Next-generation informatics – the next step in effective process development

Next-generation informatics – the next step in effective process development

Process development groups face challenges on several fronts: quickly developing and transferring robust processes, constant optimization, cutting down on errors and saving time and money. But with research and development (R&D) spend in many parts of the world hitting a plateau, the pressure is on.

Teams must develop new products faster with less resources. The job of process development scientists is made trickier still when you consider the requirement for a blend of functionality – structured and unstructured data storage, analysis and traceability capabilities – not offered by traditional informatics solutions.

Is next-generation tech the answer?

The requirements of process development scientists are two-fold. They require the flexibility to make process changes and try new ideas, and the ability to capture and analyze complex data. Neither of these are supported effectively by manual processes. Development scientists are already leveraging automation technology to increase throughput and DOE software to plan efficient experiments. So why are many still using Excel and paper-based processes for documentation and analysis?

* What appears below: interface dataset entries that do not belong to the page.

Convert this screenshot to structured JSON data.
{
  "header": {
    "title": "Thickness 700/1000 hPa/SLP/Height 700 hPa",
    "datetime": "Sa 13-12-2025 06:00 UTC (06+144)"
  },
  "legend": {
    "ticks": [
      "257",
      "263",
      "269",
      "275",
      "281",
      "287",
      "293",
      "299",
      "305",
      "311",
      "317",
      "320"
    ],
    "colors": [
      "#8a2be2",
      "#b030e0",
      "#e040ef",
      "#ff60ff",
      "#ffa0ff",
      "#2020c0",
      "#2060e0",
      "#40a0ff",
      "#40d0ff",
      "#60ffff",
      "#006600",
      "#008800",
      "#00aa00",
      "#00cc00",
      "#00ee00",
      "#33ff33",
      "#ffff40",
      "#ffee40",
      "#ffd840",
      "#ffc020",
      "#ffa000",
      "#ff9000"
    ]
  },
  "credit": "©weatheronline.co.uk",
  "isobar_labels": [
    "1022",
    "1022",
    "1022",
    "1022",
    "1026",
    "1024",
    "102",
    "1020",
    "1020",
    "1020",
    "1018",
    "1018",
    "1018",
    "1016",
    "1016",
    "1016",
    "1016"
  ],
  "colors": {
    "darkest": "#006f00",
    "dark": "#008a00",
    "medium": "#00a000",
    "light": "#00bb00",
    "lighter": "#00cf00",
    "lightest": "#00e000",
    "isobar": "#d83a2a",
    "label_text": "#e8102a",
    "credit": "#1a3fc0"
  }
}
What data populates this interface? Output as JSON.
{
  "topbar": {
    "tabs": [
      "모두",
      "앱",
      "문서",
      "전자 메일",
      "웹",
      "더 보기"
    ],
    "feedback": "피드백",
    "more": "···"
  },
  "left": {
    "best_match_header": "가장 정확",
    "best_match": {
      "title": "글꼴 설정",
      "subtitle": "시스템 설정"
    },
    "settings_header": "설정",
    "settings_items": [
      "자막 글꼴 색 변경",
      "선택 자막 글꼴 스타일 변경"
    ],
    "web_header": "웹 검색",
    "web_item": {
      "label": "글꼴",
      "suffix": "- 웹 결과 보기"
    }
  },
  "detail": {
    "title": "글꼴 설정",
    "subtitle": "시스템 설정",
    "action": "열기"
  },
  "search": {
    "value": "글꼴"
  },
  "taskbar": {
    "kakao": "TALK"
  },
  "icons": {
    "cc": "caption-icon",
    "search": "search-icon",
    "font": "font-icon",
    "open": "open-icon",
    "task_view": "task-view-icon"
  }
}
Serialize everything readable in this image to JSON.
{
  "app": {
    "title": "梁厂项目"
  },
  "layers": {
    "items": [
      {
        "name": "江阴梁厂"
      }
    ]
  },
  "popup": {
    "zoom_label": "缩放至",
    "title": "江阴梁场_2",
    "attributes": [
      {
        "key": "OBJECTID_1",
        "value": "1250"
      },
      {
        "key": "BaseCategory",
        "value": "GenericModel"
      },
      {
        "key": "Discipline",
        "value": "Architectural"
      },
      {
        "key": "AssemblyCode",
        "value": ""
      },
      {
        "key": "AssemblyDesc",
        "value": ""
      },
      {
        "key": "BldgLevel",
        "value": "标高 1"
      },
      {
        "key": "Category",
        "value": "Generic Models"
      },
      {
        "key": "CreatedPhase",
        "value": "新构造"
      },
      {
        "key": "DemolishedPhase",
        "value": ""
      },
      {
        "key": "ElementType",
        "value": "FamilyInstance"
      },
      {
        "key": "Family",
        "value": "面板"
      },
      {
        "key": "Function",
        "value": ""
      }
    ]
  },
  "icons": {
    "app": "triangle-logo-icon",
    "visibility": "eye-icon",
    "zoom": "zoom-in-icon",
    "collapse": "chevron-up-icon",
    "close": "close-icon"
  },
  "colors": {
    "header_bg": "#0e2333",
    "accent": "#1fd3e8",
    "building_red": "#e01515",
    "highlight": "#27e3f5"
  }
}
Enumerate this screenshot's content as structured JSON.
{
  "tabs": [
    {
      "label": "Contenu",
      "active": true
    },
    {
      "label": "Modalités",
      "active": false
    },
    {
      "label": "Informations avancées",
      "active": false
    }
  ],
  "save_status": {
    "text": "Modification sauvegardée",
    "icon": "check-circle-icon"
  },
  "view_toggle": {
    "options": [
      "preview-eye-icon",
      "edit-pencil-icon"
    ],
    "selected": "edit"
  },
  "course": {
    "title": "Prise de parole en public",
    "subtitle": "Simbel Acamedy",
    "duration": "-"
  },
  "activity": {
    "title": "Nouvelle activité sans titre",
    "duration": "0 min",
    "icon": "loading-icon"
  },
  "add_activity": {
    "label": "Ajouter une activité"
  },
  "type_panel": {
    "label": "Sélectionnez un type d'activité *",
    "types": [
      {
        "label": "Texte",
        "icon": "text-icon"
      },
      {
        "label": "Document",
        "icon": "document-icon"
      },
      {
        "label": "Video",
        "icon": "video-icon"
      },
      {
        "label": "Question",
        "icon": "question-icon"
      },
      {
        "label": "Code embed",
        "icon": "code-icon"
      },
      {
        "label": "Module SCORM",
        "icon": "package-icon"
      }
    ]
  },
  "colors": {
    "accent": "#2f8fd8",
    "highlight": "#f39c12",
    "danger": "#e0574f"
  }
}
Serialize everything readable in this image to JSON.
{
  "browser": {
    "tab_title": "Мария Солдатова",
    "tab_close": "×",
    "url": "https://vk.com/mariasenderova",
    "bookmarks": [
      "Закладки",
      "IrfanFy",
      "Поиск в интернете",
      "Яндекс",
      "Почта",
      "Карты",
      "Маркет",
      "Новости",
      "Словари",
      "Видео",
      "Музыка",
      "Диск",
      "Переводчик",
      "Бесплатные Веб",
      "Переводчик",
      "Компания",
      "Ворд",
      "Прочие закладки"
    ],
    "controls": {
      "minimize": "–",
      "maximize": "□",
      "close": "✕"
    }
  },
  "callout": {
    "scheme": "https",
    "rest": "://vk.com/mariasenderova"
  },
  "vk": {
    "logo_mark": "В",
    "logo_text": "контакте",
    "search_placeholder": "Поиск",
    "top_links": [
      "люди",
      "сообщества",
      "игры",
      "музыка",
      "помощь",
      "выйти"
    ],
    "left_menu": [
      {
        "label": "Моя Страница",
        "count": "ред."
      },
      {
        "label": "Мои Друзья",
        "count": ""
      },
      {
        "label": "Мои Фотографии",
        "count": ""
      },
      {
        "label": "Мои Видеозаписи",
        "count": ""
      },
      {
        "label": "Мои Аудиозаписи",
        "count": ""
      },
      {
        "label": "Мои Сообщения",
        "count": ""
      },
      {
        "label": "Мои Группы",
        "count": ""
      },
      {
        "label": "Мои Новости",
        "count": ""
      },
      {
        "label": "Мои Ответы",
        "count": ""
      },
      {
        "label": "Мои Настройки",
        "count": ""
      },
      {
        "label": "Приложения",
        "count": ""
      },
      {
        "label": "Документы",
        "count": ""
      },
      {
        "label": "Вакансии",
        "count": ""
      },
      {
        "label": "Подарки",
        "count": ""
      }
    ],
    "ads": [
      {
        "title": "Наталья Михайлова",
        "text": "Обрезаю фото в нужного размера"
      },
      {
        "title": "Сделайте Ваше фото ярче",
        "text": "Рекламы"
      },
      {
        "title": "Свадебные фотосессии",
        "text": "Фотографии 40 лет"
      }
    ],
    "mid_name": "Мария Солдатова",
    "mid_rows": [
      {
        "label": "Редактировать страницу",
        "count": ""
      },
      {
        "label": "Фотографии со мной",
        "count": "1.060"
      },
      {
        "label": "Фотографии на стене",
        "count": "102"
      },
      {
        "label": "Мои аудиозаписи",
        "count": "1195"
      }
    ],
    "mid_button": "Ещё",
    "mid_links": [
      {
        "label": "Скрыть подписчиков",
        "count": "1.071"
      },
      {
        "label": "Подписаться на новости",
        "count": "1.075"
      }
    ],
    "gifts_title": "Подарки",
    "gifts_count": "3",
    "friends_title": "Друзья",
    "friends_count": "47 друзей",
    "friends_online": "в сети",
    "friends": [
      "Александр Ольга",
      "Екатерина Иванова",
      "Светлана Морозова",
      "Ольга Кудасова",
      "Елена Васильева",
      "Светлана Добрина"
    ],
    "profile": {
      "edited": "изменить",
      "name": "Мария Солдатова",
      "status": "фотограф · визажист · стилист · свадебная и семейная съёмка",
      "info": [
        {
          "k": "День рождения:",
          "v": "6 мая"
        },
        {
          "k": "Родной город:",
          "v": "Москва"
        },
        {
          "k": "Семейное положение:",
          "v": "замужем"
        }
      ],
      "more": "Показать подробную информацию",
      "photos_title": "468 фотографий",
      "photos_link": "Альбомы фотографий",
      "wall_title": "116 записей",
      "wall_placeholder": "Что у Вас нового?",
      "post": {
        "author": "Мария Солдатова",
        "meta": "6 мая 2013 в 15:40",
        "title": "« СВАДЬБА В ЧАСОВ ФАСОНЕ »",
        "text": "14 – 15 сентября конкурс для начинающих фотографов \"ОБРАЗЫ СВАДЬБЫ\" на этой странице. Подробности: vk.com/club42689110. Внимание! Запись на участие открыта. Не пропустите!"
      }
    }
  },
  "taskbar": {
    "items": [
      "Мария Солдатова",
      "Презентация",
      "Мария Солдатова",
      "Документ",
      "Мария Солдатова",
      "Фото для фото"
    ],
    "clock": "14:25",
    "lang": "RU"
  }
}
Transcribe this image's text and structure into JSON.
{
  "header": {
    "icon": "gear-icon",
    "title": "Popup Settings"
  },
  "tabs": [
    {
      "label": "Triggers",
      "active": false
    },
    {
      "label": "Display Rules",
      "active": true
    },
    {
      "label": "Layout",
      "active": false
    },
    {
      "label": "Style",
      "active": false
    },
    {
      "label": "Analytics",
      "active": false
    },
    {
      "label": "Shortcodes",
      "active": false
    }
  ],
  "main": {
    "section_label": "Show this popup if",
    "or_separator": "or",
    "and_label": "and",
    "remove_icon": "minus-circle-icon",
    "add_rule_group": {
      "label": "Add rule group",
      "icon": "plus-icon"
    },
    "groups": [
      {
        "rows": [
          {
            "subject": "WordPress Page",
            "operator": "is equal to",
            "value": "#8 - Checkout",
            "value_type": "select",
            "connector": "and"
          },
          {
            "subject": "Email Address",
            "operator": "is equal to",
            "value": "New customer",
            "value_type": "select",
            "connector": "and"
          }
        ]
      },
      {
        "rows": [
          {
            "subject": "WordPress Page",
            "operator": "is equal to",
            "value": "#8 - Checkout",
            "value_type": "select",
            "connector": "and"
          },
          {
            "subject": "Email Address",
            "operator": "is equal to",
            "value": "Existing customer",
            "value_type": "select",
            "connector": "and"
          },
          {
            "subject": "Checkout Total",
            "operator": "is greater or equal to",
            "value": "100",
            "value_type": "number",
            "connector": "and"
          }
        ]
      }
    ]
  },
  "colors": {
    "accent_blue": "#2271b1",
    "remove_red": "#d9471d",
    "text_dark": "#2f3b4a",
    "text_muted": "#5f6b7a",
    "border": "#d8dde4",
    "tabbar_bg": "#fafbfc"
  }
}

When systems exist that can efficiently capture and report on run data, integrate with existing instruments, and allow for ad hoc query and analysis, perhaps the barrier is cultural. It’s certainly a shift to move into a fully electronic environment. There are standard operating procedures to consider, as well as access within the labs. But the benefits of converting far outweigh the effort to get there. These move the user from a personal tool to a collaborative environment where runs can be compared and analyzed across groups, and material tracked across labs.

One size does not fit all

Depending on the stage of development you are in, your regulatory overhead and general lab culture, your needs for a data management system will vary from other scientists in the same space. This is where the flexibility and configurability of a system is crucial. While the overall workflow may be very similar – cell lines to bioreactors to protein purification to final formulation – the data and needs can vary significantly.

In all cases, traceability is key. When things go wrong, the ensuing investigations can take weeks of digging through notebooks, binders and files before an issue is resolved. This is especially difficult in a development environment where there is often a complex web of materials, solutions, cell lines, process intermediates and final products. Ultimately, automatically linking entities together in a system allows clear data insight when it is needed most. This saves weeks of valuable time searching for an issue recorded via manual processes – time which can be invested in re-running the experiment with the necessary changes made.

While everyone can benefit from streamlining their data management processes, there is no ‘one-size-fits-all’ solution. Different groups have different needs, which makes it vital to establish requirements and goals up front. What’s clear is that next-generation informatics – tailored to the end user – will be critical to the process development lab of the future.